The problem:
Since the pictures are not wanted, reproduce only the rest of the records, exactly as given.

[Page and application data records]
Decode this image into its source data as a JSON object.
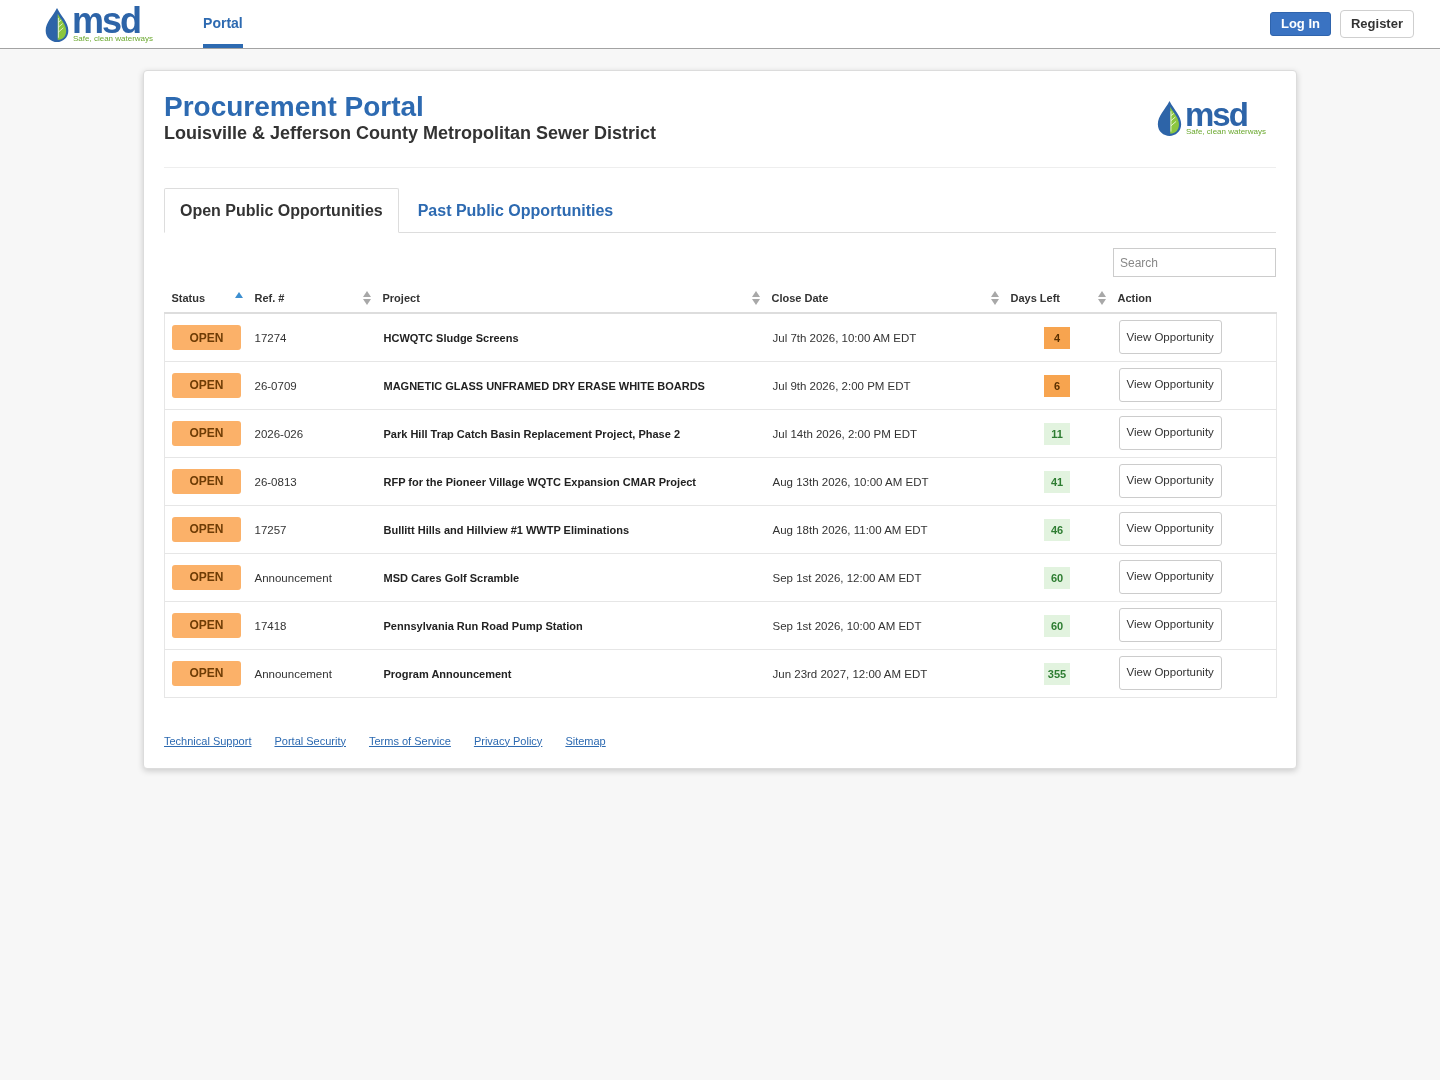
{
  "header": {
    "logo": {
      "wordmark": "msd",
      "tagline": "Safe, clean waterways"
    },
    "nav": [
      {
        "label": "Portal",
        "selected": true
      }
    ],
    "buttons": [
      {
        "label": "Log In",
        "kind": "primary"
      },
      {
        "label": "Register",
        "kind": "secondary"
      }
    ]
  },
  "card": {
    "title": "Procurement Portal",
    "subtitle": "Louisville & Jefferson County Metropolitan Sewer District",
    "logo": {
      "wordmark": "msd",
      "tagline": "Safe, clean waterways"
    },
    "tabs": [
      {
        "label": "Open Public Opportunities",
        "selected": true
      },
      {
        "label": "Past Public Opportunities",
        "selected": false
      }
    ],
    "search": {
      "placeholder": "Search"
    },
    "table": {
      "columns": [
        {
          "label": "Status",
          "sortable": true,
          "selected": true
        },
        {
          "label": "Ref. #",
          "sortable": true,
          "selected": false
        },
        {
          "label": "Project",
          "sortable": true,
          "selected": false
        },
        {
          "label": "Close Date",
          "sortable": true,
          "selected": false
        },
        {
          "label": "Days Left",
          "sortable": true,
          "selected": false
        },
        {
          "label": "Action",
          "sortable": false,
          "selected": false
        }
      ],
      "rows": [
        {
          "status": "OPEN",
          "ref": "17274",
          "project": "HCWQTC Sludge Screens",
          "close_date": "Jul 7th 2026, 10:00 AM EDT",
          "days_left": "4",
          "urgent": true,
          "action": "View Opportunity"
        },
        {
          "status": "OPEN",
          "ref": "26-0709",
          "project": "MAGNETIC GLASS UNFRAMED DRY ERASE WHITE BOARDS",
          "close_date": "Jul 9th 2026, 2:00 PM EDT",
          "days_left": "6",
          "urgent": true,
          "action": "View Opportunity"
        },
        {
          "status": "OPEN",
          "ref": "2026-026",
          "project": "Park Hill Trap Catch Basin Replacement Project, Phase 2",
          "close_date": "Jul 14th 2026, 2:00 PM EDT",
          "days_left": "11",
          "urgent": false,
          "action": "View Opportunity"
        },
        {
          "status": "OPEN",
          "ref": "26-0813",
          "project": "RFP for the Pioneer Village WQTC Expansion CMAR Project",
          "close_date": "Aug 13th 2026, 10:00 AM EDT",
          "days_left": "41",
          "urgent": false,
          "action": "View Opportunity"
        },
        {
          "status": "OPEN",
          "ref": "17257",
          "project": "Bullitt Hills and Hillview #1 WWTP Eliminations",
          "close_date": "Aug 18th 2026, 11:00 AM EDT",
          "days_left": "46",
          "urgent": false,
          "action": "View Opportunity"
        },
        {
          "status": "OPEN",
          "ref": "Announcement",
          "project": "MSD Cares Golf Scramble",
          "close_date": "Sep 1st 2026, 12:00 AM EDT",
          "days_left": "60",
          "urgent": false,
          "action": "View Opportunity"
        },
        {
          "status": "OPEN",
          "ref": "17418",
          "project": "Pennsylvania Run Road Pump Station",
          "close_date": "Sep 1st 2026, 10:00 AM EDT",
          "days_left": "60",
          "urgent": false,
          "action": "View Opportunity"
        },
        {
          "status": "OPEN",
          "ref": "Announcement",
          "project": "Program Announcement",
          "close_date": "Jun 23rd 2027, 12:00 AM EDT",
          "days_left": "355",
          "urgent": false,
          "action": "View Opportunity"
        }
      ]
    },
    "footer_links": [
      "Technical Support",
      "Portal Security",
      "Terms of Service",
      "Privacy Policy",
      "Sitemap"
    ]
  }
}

The completed task:
Decode this image into its source data as a JSON object.
{
  "header": {
    "logo": {
      "wordmark": "msd",
      "tagline": "Safe, clean waterways"
    },
    "nav": [
      {
        "label": "Portal",
        "selected": true
      }
    ],
    "buttons": [
      {
        "label": "Log In",
        "kind": "primary"
      },
      {
        "label": "Register",
        "kind": "secondary"
      }
    ]
  },
  "card": {
    "title": "Procurement Portal",
    "subtitle": "Louisville & Jefferson County Metropolitan Sewer District",
    "logo": {
      "wordmark": "msd",
      "tagline": "Safe, clean waterways"
    },
    "tabs": [
      {
        "label": "Open Public Opportunities",
        "selected": true
      },
      {
        "label": "Past Public Opportunities",
        "selected": false
      }
    ],
    "search": {
      "placeholder": "Search"
    },
    "table": {
      "columns": [
        {
          "label": "Status",
          "sortable": true,
          "selected": true
        },
        {
          "label": "Ref. #",
          "sortable": true,
          "selected": false
        },
        {
          "label": "Project",
          "sortable": true,
          "selected": false
        },
        {
          "label": "Close Date",
          "sortable": true,
          "selected": false
        },
        {
          "label": "Days Left",
          "sortable": true,
          "selected": false
        },
        {
          "label": "Action",
          "sortable": false,
          "selected": false
        }
      ],
      "rows": [
        {
          "status": "OPEN",
          "ref": "17274",
          "project": "HCWQTC Sludge Screens",
          "close_date": "Jul 7th 2026, 10:00 AM EDT",
          "days_left": "4",
          "urgent": true,
          "action": "View Opportunity"
        },
        {
          "status": "OPEN",
          "ref": "26-0709",
          "project": "MAGNETIC GLASS UNFRAMED DRY ERASE WHITE BOARDS",
          "close_date": "Jul 9th 2026, 2:00 PM EDT",
          "days_left": "6",
          "urgent": true,
          "action": "View Opportunity"
        },
        {
          "status": "OPEN",
          "ref": "2026-026",
          "project": "Park Hill Trap Catch Basin Replacement Project, Phase 2",
          "close_date": "Jul 14th 2026, 2:00 PM EDT",
          "days_left": "11",
          "urgent": false,
          "action": "View Opportunity"
        },
        {
          "status": "OPEN",
          "ref": "26-0813",
          "project": "RFP for the Pioneer Village WQTC Expansion CMAR Project",
          "close_date": "Aug 13th 2026, 10:00 AM EDT",
          "days_left": "41",
          "urgent": false,
          "action": "View Opportunity"
        },
        {
          "status": "OPEN",
          "ref": "17257",
          "project": "Bullitt Hills and Hillview #1 WWTP Eliminations",
          "close_date": "Aug 18th 2026, 11:00 AM EDT",
          "days_left": "46",
          "urgent": false,
          "action": "View Opportunity"
        },
        {
          "status": "OPEN",
          "ref": "Announcement",
          "project": "MSD Cares Golf Scramble",
          "close_date": "Sep 1st 2026, 12:00 AM EDT",
          "days_left": "60",
          "urgent": false,
          "action": "View Opportunity"
        },
        {
          "status": "OPEN",
          "ref": "17418",
          "project": "Pennsylvania Run Road Pump Station",
          "close_date": "Sep 1st 2026, 10:00 AM EDT",
          "days_left": "60",
          "urgent": false,
          "action": "View Opportunity"
        },
        {
          "status": "OPEN",
          "ref": "Announcement",
          "project": "Program Announcement",
          "close_date": "Jun 23rd 2027, 12:00 AM EDT",
          "days_left": "355",
          "urgent": false,
          "action": "View Opportunity"
        }
      ]
    },
    "footer_links": [
      "Technical Support",
      "Portal Security",
      "Terms of Service",
      "Privacy Policy",
      "Sitemap"
    ]
  }
}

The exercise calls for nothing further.